WHAT YOU ARE ASKED TO DO -> Line count for the string "wechatlib": state how many lines in the records below hold it, giving only the number.

Dataset rows for apps and sites:
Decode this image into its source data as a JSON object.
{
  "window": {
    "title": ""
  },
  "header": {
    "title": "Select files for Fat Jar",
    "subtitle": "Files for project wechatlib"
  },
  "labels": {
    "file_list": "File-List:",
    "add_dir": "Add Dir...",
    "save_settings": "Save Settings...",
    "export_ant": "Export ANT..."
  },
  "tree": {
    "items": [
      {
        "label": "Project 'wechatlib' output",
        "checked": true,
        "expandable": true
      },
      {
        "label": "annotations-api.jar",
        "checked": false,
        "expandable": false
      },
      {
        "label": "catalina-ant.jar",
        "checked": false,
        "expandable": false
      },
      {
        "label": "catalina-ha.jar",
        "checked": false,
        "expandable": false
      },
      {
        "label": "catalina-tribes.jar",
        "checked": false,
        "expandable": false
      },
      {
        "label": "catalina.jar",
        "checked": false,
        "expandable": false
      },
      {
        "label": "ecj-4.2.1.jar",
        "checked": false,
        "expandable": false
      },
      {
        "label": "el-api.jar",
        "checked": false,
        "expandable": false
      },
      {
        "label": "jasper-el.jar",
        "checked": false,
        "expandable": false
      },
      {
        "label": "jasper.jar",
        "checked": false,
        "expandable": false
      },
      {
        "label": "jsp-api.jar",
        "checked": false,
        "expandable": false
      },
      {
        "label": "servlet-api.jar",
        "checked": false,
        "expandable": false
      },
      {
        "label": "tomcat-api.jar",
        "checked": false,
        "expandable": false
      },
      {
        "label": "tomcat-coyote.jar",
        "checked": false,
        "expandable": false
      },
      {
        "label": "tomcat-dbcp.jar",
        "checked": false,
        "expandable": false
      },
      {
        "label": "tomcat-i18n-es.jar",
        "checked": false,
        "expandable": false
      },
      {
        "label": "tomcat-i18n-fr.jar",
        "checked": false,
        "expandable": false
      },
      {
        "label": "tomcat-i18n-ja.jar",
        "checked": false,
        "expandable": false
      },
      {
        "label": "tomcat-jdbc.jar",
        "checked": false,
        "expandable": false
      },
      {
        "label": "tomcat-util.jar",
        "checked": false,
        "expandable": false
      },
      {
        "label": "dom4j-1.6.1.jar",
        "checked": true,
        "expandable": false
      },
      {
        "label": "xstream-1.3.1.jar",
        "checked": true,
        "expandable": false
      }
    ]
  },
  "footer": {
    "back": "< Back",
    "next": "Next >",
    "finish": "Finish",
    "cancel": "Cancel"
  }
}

COMPLETED TASK -> 2